Collected data
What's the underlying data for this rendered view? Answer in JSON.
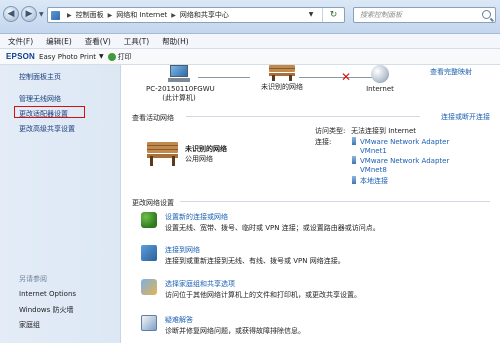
{
  "address_bar": {
    "crumbs": [
      "控制面板",
      "网络和 Internet",
      "网络和共享中心"
    ],
    "search_placeholder": "搜索控制面板"
  },
  "menu": [
    "文件(F)",
    "编辑(E)",
    "查看(V)",
    "工具(T)",
    "帮助(H)"
  ],
  "epson_bar": {
    "logo": "EPSON",
    "app": "Easy Photo Print",
    "print": "打印"
  },
  "sidebar": {
    "items": [
      "控制面板主页",
      "管理无线网络",
      "更改适配器设置",
      "更改高级共享设置"
    ],
    "see_also_title": "另请参阅",
    "see_also": [
      "Internet Options",
      "Windows 防火墙",
      "家庭组"
    ]
  },
  "network_map": {
    "view_full_map": "查看完整映射",
    "computer_name": "PC-20150110FGWU",
    "computer_sub": "(此计算机)",
    "middle_label": "未识别的网络",
    "internet_label": "Internet"
  },
  "active_networks": {
    "title": "查看活动网络",
    "connect_link": "连接或断开连接",
    "network_name": "未识别的网络",
    "network_type": "公用网络",
    "access_type_label": "访问类型:",
    "access_type_value": "无法连接到 Internet",
    "connections_label": "连接:",
    "adapters": [
      "VMware Network Adapter VMnet1",
      "VMware Network Adapter VMnet8",
      "本地连接"
    ],
    "adapter_lines": [
      [
        "VMware Network Adapter",
        "VMnet1"
      ],
      [
        "VMware Network Adapter",
        "VMnet8"
      ],
      [
        "本地连接"
      ]
    ]
  },
  "change_settings": {
    "title": "更改网络设置",
    "tasks": [
      {
        "title": "设置新的连接或网络",
        "desc": "设置无线、宽带、拨号、临时或 VPN 连接；或设置路由器或访问点。"
      },
      {
        "title": "连接到网络",
        "desc": "连接到或重新连接到无线、有线、拨号或 VPN 网络连接。"
      },
      {
        "title": "选择家庭组和共享选项",
        "desc": "访问位于其他网络计算机上的文件和打印机，或更改共享设置。"
      },
      {
        "title": "疑难解答",
        "desc": "诊断并修复网络问题，或获得故障排除信息。"
      }
    ]
  }
}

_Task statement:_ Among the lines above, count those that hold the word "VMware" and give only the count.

_Answer area:_ 4